Is it your loving family? A job you love? Your good health?
The expression of thanks and gratitude can, in itself, be something you are thankful for. Why? Because these emotions are good for your mental health. And when your mental health is sharp, your physical health will benefit too.
When you are thankful for the individual relationships in your life, the presence of these people become comforting. Being able to talk to a loved one, gain support from a friend, or simply understand that a person is there for you even if it is not always communicated, can be reason enough to be thankful. When you recognize the positive impact certain relationships have on your life, they will improve, and so will your mental health.
Writing down feelings of gratitude can become a daily activity that feels good for your mind, body and soul. At the end of each day, take time to reflect on what you’ve accomplished. Even if nothing extraordinary took place, it is beneficial to remind yourself that each day is a blessing. When we take positive thoughts from our minds and put it on to paper, we make thankful feelings come alive.
Did a loved one treat you to lunch? Did a complete stranger go out of their way with a gesture of kindness when you were having a bad day? Thank them!
Even if you don’t know where to send that person a thank you note, write it anyway. Express how much their helping hand made a difference in your life, and think about how you can pay it forward to change someone else’s life.
When a loved one helps us, even in the smallest of ways, take the time to mail them a handwritten note. Just imagine the look on their face when they receive it, and that will put a smile on your face, too.
Taking the time to sit in silence and be with your thoughts can uncover all of the things in your life you are thankful for. Recognizing these positive thoughts will help slow your breathing and block out anxious and negative thoughts. When our breathing slows, we feel calmer, which aids our heart health in several ways.

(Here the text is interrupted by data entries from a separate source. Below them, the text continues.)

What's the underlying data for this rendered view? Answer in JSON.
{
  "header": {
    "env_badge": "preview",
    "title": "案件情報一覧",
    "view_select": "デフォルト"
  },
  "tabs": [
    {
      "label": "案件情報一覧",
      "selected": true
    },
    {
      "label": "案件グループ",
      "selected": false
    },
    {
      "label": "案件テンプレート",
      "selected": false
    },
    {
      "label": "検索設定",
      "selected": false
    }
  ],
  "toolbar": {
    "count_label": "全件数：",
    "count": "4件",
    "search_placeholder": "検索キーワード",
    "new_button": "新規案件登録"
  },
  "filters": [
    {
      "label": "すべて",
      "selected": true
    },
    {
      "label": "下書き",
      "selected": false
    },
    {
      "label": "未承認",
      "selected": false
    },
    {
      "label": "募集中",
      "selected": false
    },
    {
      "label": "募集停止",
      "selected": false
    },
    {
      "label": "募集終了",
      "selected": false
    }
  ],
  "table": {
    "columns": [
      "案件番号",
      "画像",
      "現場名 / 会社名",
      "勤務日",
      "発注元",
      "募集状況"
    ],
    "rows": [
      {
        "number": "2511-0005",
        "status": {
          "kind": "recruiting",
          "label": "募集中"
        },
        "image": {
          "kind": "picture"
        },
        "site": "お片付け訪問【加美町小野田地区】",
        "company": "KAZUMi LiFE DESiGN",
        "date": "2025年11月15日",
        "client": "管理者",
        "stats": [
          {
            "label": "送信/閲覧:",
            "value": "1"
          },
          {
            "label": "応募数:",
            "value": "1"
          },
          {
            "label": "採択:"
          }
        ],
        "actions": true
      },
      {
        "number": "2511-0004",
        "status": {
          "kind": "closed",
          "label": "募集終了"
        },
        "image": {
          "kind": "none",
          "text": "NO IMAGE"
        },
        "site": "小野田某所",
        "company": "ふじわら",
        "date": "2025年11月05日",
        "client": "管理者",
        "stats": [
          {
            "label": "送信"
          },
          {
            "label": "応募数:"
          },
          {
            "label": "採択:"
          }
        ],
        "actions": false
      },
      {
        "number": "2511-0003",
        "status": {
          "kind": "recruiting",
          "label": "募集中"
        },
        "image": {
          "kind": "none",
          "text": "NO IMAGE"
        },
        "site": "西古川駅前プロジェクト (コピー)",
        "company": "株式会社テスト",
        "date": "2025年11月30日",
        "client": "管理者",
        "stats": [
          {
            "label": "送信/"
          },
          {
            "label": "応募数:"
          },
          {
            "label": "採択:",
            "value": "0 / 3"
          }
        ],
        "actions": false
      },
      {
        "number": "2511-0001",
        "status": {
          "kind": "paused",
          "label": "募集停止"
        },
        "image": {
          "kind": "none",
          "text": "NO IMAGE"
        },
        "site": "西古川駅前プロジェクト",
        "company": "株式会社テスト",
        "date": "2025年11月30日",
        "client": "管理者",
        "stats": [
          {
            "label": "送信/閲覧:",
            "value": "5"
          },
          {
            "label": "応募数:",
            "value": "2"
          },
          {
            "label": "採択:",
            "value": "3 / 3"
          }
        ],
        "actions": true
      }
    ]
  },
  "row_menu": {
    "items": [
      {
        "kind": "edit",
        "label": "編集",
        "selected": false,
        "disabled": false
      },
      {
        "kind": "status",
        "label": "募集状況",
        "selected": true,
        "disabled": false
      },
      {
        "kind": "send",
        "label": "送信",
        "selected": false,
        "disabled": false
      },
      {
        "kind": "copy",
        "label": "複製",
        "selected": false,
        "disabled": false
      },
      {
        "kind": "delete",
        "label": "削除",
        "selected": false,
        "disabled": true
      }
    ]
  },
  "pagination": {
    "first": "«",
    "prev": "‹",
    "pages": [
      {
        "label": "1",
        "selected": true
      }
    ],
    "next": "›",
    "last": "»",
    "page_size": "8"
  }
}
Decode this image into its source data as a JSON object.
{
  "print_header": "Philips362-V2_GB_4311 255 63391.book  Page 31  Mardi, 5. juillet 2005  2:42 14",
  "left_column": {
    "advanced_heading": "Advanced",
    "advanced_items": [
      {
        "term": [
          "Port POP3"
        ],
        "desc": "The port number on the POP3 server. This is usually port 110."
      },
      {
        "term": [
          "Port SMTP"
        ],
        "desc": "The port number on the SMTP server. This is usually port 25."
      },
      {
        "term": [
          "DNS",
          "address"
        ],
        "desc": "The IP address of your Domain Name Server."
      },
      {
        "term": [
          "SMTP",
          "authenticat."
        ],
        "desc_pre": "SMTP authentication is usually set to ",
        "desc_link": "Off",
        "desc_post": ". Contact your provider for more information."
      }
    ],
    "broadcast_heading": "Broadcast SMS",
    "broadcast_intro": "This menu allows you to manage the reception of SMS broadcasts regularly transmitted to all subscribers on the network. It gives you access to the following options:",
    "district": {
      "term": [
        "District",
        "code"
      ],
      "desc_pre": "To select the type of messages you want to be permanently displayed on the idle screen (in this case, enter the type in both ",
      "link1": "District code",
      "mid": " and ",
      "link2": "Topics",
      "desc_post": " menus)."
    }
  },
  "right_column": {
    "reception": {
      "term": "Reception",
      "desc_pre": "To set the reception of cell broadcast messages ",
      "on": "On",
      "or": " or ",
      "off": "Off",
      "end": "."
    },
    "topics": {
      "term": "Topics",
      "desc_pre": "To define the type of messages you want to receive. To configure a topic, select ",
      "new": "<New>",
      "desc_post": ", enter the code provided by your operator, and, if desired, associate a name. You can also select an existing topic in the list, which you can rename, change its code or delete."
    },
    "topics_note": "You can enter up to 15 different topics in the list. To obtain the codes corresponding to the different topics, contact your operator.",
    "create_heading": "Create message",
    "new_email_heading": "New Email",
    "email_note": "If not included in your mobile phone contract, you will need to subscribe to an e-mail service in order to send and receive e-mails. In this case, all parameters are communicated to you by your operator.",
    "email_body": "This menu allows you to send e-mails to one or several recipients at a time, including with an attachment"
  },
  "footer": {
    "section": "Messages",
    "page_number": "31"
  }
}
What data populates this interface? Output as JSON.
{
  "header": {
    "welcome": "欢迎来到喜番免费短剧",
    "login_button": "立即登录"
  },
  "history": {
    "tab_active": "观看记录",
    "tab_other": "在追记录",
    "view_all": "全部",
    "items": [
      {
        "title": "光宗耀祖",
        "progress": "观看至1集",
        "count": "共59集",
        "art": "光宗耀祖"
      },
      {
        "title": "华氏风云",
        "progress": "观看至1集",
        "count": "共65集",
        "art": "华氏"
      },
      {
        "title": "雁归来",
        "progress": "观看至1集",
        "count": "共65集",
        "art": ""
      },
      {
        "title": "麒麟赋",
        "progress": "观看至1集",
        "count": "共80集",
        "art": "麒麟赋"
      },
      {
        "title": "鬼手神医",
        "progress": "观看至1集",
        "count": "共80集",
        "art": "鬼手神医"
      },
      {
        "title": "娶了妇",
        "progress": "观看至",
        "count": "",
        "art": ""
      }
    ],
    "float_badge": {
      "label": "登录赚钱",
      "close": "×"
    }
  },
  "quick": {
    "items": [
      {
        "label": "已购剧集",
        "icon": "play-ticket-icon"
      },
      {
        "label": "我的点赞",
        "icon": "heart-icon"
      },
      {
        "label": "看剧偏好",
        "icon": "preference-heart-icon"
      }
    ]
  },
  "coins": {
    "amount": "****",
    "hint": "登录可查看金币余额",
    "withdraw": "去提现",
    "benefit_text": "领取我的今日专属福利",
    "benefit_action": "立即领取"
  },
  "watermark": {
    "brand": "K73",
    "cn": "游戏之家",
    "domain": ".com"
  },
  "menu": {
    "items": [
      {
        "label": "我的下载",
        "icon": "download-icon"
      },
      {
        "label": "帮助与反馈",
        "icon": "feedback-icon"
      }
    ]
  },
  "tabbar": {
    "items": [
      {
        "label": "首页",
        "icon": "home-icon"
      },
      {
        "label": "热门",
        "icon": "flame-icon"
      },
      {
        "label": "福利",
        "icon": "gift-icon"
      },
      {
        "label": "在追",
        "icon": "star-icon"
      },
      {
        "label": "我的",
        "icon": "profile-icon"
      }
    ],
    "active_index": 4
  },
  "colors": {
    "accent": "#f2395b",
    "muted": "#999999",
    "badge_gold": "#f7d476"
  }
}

Harvard Medical School shares, “In positive psychology research, gratitude is strongly and consistently associated with greater happiness. Gratitude helps people feel more positive emotions, relish good experiences, improve their health, deal with adversity, and build strong relationships.” How will you get started on your journey of gratitude?
While the holidays are meant to be joyous, this time of year can also be stressful. Remember that excessive stress can affect your heart health, so steer your mentality back on the track of gratitude and positivity. An easy way to stay positive is to set an ‘Attitude for Gratitude’ reminder for each day. Stop and take a moment out of each day to consider all of the positives that outweigh the negatives.
If you feel like you need someone to talk to, make an appointment with one of our physicians. Your doctor can help you sort through any problems you’re experiencing, big or small, and guide you in the right direction.